“Accommodating those automatic reductions could be difficult for the department to manage because it would need to be achieved in only nine months — between the cuts taking effect and the end of the fiscal year,” the congressional budget analysts wrote.

“Even with that cut, however, DoD’s base budget in 2013 would still be larger than it was in 2006,” when calculated in 2013 dollars.

The CBO report buttresses the view of some independent budget analysts, such as Gordon Adams of the Stimson Center in Washington and Todd Harrison of the Center for Strategic and Budgetary Assessments, that sequestration wouldn’t be the short- term budget disaster described by Pentagon and defense industry officials.

The independent analysts said the automatic cuts would essentially reverse the buildup after the terrorist attacks of Sept. 11, 2001, and the wars that followed in Iraq and Afghanistan.

“Even with the sequester, we will be going back to roughly 2007 levels of spending in defense dollars,” Adams said last month at a defense conference sponsored by Bloomberg Government. “And while it’s a very ugly way to get to that level, it is not the end of the world.”

The Congressional Budget Office said defense spending in fiscal 2013 if the automatic cuts take effect also would remain “larger than the average base budget during the 1980s” in the Reagan-era defense buildup.

The defense cuts are part of $1.2 trillion in automatic, across-the-board reductions to domestic and national-security programs that will start in January if Congress and President Barack Obama don’t act to avert them.

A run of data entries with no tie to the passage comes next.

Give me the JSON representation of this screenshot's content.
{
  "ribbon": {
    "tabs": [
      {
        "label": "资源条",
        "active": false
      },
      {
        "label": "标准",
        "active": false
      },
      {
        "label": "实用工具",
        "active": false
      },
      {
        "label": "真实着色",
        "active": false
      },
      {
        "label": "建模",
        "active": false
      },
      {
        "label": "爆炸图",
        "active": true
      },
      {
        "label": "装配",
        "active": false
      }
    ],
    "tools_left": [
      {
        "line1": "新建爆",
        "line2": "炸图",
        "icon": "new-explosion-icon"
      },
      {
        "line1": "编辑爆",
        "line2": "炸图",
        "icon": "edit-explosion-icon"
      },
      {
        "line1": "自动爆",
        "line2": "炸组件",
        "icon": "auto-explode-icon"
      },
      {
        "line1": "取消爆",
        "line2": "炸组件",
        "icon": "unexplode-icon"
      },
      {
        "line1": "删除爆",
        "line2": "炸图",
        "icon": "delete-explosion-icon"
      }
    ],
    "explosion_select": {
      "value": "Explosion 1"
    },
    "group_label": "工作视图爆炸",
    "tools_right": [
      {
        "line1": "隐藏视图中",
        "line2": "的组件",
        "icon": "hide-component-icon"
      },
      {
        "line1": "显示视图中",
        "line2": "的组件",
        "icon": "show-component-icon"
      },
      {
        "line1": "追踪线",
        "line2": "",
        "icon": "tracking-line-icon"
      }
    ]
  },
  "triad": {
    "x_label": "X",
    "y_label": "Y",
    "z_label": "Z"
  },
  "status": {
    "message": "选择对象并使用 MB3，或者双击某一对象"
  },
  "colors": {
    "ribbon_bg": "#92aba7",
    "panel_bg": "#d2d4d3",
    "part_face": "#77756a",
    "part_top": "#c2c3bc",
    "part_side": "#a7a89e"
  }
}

The cuts were imposed after talks failed last year on a bipartisan plan to curb the nation’s soaring debt.

Even without sequestration, the Pentagon faces a shortfall in delivering on its announced plans, the CBO said. It estimated the Pentagon’s program for fiscal 2013 to 2017 will cost $123 billion, or 5% more than planned, to execute.

The costs of replacing and modernizing weapons systems “would grow sharply during the next several years, from $168 billion in 2013 to $212 billion in 2018” in inflation-adjusted terms, a 26% increase, the CBO found.